• [EXERCISE GOAL]: In the following listing, work out how many lines contain the string "this", and state only that number.

• [DATASET RECORDS]:

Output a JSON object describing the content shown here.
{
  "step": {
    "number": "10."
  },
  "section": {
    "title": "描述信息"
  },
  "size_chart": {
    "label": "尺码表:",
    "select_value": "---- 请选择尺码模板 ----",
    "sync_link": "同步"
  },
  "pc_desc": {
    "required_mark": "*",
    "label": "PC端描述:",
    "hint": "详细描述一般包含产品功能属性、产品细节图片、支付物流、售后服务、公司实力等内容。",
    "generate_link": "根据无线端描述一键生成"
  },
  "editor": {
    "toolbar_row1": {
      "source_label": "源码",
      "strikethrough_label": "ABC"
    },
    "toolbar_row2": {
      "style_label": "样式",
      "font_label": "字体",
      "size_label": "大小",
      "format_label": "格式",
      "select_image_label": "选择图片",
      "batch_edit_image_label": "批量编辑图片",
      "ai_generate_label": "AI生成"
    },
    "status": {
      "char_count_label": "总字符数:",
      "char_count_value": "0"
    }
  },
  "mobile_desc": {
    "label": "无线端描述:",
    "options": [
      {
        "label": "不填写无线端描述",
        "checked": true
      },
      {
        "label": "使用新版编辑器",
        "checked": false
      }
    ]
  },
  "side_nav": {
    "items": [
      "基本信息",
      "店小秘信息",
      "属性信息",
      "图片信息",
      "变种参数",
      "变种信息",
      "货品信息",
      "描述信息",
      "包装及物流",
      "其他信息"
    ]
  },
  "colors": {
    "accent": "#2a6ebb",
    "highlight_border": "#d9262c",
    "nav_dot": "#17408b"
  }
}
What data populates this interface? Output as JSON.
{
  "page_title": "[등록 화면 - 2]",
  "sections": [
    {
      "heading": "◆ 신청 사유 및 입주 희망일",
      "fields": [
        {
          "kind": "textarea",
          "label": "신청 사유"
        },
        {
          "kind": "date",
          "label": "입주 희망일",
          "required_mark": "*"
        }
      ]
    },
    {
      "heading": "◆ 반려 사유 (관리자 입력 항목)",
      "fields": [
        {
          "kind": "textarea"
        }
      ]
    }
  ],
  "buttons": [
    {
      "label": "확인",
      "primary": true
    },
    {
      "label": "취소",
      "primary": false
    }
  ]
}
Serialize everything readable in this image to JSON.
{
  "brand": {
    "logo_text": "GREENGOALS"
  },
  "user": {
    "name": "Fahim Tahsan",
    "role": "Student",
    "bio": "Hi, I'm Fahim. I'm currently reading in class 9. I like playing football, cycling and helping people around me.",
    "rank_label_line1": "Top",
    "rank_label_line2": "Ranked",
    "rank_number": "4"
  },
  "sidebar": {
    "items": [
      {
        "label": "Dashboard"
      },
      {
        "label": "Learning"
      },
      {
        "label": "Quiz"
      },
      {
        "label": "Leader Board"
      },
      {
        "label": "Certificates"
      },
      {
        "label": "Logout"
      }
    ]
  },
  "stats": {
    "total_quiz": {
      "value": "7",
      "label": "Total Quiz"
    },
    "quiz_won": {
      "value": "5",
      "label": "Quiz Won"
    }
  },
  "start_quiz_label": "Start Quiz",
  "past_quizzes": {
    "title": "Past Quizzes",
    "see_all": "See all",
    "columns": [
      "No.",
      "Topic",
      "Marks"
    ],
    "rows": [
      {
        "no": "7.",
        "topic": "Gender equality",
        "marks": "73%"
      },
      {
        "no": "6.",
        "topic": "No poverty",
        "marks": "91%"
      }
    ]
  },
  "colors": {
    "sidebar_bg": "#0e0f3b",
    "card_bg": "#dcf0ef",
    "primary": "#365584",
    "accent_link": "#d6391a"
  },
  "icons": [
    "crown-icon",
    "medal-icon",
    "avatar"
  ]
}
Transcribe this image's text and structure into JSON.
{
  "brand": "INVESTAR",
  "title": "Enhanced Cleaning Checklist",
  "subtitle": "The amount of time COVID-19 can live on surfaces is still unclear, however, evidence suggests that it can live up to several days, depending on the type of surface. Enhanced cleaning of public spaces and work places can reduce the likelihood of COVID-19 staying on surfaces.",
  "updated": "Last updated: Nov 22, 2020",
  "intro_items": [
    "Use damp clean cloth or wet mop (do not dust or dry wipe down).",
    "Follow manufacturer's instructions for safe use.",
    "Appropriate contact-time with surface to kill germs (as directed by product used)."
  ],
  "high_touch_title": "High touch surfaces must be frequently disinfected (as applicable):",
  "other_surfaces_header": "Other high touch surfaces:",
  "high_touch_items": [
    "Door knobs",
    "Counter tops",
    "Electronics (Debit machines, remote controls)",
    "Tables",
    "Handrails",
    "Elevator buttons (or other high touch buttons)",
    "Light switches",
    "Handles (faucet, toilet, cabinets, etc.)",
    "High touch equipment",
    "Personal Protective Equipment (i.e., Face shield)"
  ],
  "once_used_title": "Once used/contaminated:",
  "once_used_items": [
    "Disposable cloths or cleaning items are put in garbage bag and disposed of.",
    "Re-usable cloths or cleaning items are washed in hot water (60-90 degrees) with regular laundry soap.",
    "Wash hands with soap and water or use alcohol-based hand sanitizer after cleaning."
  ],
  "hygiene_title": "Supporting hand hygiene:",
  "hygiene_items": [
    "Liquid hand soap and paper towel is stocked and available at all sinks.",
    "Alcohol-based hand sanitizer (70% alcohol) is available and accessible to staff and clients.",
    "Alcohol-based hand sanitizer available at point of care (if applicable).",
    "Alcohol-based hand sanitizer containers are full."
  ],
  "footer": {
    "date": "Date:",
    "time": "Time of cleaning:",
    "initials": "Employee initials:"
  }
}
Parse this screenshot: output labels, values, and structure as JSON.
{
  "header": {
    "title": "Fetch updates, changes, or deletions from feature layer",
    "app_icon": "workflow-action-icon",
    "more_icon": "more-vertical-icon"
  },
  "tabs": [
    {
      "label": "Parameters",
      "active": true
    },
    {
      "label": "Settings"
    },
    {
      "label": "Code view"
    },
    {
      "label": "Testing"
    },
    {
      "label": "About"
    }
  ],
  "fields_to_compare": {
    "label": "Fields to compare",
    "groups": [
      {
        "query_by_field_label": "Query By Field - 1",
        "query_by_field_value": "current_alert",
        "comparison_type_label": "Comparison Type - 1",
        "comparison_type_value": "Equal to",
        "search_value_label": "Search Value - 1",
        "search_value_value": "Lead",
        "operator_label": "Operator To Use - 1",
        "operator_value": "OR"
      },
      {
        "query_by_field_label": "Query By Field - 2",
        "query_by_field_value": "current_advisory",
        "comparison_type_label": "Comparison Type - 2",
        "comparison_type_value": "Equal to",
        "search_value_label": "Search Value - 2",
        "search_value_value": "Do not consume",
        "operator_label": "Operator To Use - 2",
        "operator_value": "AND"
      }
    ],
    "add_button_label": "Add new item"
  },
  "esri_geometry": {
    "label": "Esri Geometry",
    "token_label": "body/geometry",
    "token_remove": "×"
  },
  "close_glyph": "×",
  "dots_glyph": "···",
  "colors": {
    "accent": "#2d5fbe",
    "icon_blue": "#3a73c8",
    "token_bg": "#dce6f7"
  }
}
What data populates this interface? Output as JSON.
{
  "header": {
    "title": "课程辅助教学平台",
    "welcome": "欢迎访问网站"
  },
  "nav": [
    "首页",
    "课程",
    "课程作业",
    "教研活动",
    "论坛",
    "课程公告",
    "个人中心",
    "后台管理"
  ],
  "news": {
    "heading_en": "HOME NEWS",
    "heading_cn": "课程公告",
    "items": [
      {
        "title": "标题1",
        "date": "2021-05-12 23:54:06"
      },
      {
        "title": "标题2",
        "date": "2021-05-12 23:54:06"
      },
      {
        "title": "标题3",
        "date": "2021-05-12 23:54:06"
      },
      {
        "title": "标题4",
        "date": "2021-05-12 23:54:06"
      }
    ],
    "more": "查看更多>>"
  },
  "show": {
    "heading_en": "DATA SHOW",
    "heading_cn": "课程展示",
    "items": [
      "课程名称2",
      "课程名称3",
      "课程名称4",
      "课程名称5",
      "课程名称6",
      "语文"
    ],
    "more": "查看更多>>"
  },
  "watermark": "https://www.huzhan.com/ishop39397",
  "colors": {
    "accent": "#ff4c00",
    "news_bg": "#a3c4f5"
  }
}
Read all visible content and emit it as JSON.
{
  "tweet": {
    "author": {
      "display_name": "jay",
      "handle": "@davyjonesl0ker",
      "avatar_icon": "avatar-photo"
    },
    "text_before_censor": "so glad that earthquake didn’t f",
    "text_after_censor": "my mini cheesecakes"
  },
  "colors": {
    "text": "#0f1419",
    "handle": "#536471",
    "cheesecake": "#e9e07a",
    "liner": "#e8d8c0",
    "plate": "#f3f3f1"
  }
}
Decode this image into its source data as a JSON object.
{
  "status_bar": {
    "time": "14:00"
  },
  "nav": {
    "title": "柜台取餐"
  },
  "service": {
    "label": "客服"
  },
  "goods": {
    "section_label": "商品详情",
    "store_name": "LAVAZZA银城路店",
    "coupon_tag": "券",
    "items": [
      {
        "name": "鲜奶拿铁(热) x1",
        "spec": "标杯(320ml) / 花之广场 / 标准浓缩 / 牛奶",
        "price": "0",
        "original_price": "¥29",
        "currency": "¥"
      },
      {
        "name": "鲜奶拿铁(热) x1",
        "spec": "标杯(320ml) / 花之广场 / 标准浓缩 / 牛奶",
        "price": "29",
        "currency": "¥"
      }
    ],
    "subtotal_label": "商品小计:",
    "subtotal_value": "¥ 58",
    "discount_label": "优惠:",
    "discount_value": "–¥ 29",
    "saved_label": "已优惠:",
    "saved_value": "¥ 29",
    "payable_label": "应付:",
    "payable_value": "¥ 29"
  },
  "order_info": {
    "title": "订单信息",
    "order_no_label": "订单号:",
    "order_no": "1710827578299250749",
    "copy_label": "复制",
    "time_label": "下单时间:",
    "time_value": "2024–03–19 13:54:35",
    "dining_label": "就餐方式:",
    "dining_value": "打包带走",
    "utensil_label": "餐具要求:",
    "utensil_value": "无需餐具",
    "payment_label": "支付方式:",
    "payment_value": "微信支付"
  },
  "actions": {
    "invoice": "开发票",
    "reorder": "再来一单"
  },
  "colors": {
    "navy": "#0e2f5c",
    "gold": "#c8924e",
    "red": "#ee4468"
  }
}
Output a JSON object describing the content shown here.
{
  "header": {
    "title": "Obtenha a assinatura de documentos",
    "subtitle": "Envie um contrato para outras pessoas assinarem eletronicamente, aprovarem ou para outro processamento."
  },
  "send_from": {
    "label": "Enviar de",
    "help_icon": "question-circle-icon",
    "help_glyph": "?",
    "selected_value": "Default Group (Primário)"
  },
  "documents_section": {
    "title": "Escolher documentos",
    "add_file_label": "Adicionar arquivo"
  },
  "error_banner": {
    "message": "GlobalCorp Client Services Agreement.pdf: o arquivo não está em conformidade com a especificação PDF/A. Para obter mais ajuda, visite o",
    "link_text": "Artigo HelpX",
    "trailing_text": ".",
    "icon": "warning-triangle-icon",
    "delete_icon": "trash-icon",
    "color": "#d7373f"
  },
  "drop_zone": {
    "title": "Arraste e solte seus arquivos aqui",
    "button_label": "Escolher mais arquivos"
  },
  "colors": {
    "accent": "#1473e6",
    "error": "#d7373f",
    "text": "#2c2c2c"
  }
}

• [SOLUTION TO THE PROBLEM]: 6